Maker Faire was held rain or shine. We learned that it can in fact be too hot for a robot. Luckily teams innovated with a sunhat.

The first year our “rain plan” was “it better not rain.” Luckily, we got more sophisticated by the year it was really rainy and windy overnight.

Little kids loved the robots and we won a ribbon almost every year. Two years ago, Norm had the great idea to have each team there on Sunday take a picture with the ribbon.

A shout out to every participating team over the years. As we grew from a small space to a big attraction, we couldn’t have done it without you. Thank you for influencing lots of people and spreading the reach of FIRST. I’m proud to say that I helped *make* a *space* for FIRST robotics exhibitors.

creating a chromebook recovery disk

In the past, I have used the Chromebook utility to create a recovery image USB. This time, it hung at 0% on writing to disk. I tried with two different USBs. Then I started searching for a workaround

A reddit post led me in the right direction. This URL downloads a conf file with the direct URLs to download the image for each Chromebook. I searched the file for my model (Acer Chromebook 15 (CB3-531)) and downloaded the zip file. It was about the size of a CD (655MB)

Then I chose the gear and the local image option. I picked the file. It still wouldn’t load. I wound up just copying the zip (and the unzipped cpgz) to the USB. (still under 3GB). That way I have it in case it is needed. My mother would have to bring the ChromeBook to best buy anyway so they can make the recovery disk if needed. We’ve never needed it so I don’t expect to!

I’m now wondering why it needs a 8GB disk when the image is far smaller. i also note that in 2012, it said you needed an 8GB disk and i used a 4GB one. So inflation?

Converting PowerPoint to eps
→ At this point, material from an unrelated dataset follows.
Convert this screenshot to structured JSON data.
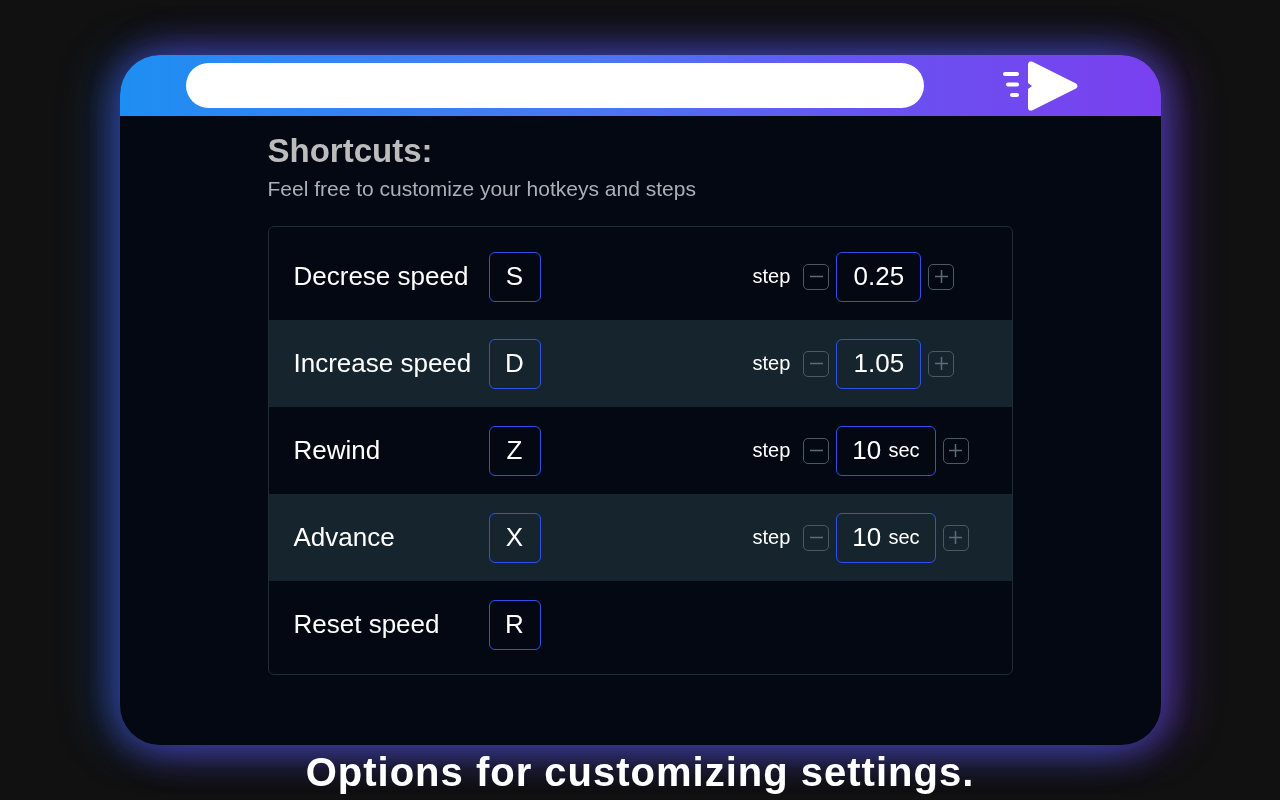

A few months ago, I blogged about editing eps file on a Mac without an expensive tool. I only did it a couple times and fell back to “Scott edits eps files.” I’m now writing a new chapter which means I don’t have to deal with existing images. Scott offered to convert my image files to eps. (The publisher did it for our Java 8 books.) I wanted to see if I could to it myself. I feel bad using him as my “eps file service.”

With a bit of Googling, I learned that InkScape has a command line that can convert. I also learned that it is a pain to set up, but instructions are online.

Before doing an operation described as a “pain” and that looks like a lot of stops, I decided to try the UI.

  1. In PowerPoint, save as and choose PDF
  2. Open Inkscape
  3. Open > choose the PDF
  4. Changed precision field from ‘rough” to “very fine”
  5. Click ok
  6. Wait a few minutes (The InkScape window “disappeared” during this step.)
  7. Get Window back: Right click XQuartz > Options > Desktop on Display 2
  8. File > Save as
  9. Choose eps as file type
  10. Choose all defaults

Well, I’m glad I didn’t fiddle with the command line. The eps file has a shaded background behind all my arrows.

Take two

  1. In PowerPoint, save as and choose pnd
  2. Open Inkscape
  3. Open > choose the png
  4. Changed image rendering mode to “smooth”
  5. Click ok
  6. File > Save as
  7. Choose eps as file type
  8. Choose all defaults

Same problem. The eps file has a shaded background. The pdf and png did not.

Oh well. If I can’t figure this out, I guess I’m back to Scott as eps exporter.